Tori: John Lennon though that too.
I'll tell you, you know you never know who your next guru's gonna be. Sometimes that guy sitting next to you on the bus and it's hard to know where you're getting that mantra that takes you through the next day.
Ana: What special powers do you wish you had that you don't, you know a kind of Superman thing...
Tori: That I could be a seahorse.
Tori: Oh yeah!
Ana: What special powers do they have? Besides looking totally cool.
Tori: Well aren't they completely contained?
Ana: Containing what? Water?
Tori: No, I mean um, a male and female they've got all bits.
Ana: Oh yeah! Maybe!
Tori: They can do it with themselves.
Ana: That's cool. Oh wait, this is another one that's kind of heavy but I bet you could answer it. What do you fear the most?
Tori: Um... that I won't have heard somebody that I really care about, I won't have heard them and because of that they feel like I wasn't there for them when in actuality... I didn't hear them. And you know that's always a hard thing.
Ana: You mean people around you that are close?
Tori: People that I love yeah. That I couldn't hear them that I couldn't show up, you know just show up, I might be sitting there. Just not there for them.
Ana: Yes. I understand. I just don't believe that you could do that.
Tori: Oh yeah. Um. Yeah.
Ana: Well, you're on tour a lot, so I guess that could happen. And, if you could be invisible what would you do? And I know you wrote "Happy Phantom" which is one of my favorite songs but maybe it's changed since then. Like if you really seriously could be invisible, what would you go around doing? 'Cause that's a fantasy of mine.

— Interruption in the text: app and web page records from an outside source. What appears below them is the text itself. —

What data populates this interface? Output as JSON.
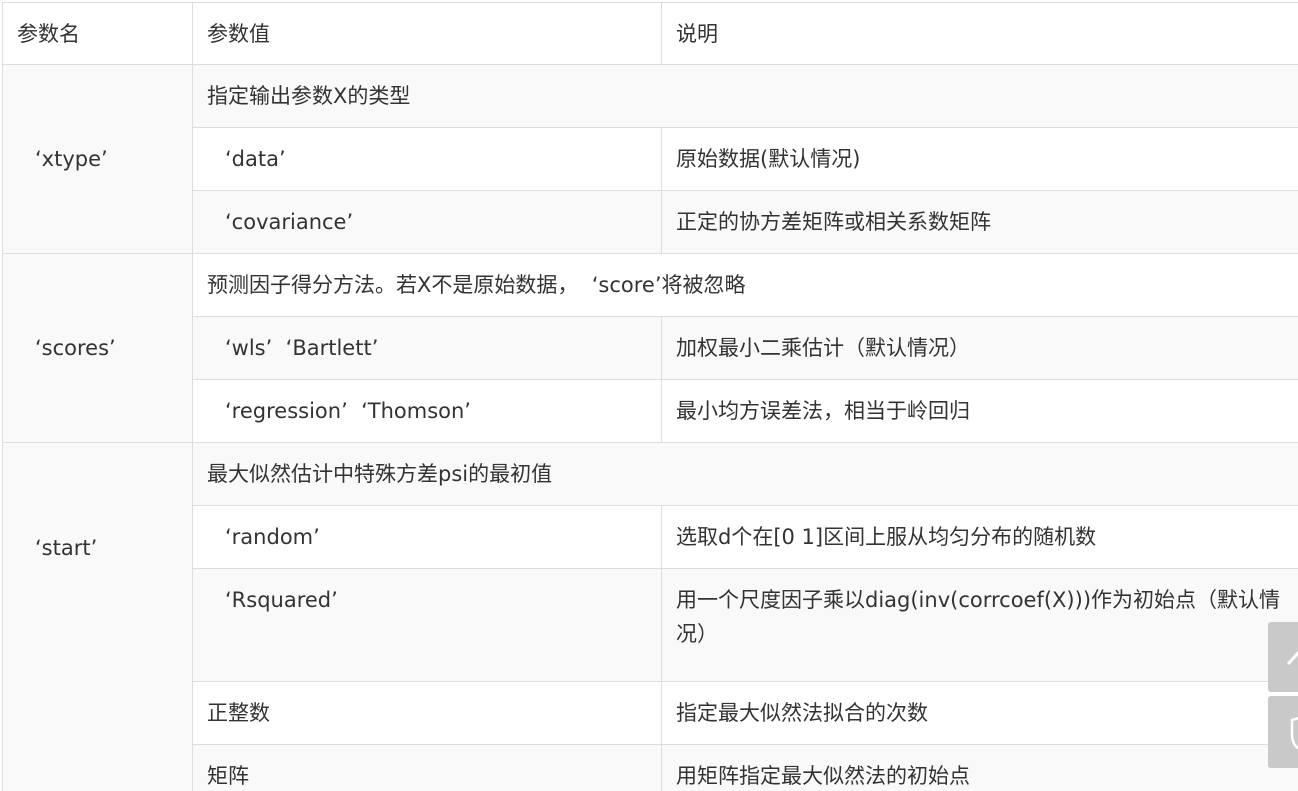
{
  "headers": {
    "name": "参数名",
    "value": "参数值",
    "desc": "说明"
  },
  "xtype": {
    "name": "‘xtype’",
    "summary": "指定输出参数X的类型",
    "rows": [
      {
        "value": "‘data’",
        "desc": "原始数据(默认情况)"
      },
      {
        "value": "‘covariance’",
        "desc": "正定的协方差矩阵或相关系数矩阵"
      }
    ]
  },
  "scores": {
    "name": "‘scores’",
    "summary": "预测因子得分方法。若X不是原始数据，  ‘score’将被忽略",
    "rows": [
      {
        "value": "‘wls’  ‘Bartlett’",
        "desc": "加权最小二乘估计（默认情况）"
      },
      {
        "value": "‘regression’  ‘Thomson’",
        "desc": "最小均方误差法，相当于岭回归"
      }
    ]
  },
  "start": {
    "name": "‘start’",
    "summary": "最大似然估计中特殊方差psi的最初值",
    "rows": [
      {
        "value": "‘random’",
        "desc": "选取d个在[0 1]区间上服从均匀分布的随机数"
      },
      {
        "value": "‘Rsquared’",
        "desc": "用一个尺度因子乘以diag(inv(corrcoef(X)))作为初始点（默认情况）"
      },
      {
        "value": "正整数",
        "desc": "指定最大似然法拟合的次数"
      },
      {
        "value": "矩阵",
        "desc": "用矩阵指定最大似然法的初始点"
      }
    ]
  },
  "side_buttons": {
    "up": "chevron-up-icon",
    "second": "shield-icon"
  }
}
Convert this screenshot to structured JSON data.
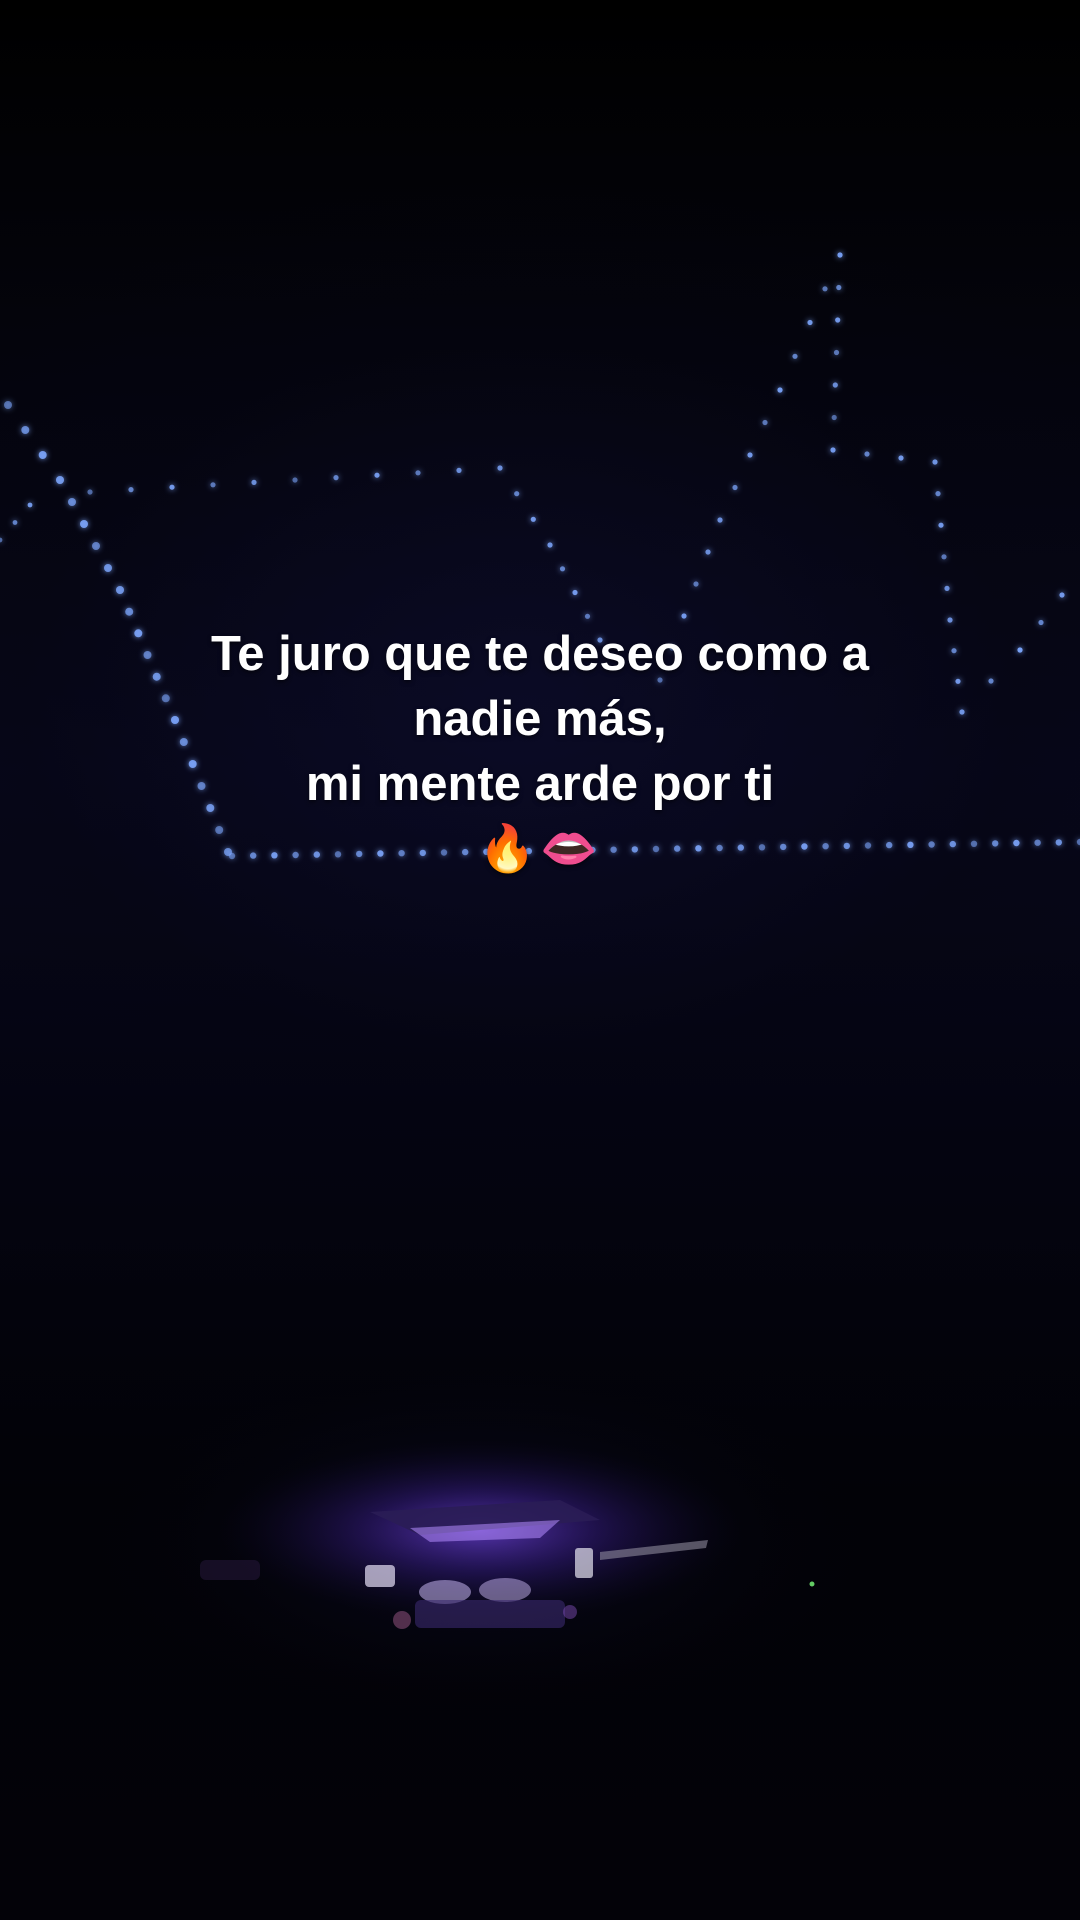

Tori: Oh, God. I would go and see what the government, what information they have.
Ana: I know, that's totally what I would do, I would go in there and say "I knew it! I knew it!"
Tori: Yeah, I'm fascinated by that.
Ana: Would you like go through people's houses and read their diaries, just to see? Just watch people's conversations? Kinda like sit on their couch, find a really good family and kind of connect to them and go "Oh, this is really cool" and just listen?
Tori: Um...No, I'll let you do that. You do that one. I wanna go to the CIA and see some of the things that they've been up to, the secrets.
Ana: I wonder if it would be as fascinating as we imagine?
Tori: I'm sure it would be, um, you know stomach turning.
Ana: AND, one more thing. My boyfriend made me say. He's like, will you come over to our house and make him pancakes?
Tori: Can I bring my chef, and together we'll make pancakes for you?
Ana: I think that would be good enough for him.
(She kisses Ana on the cheek and they wave to the camera.)
t o r i p h o r i a
the World of Tori Amos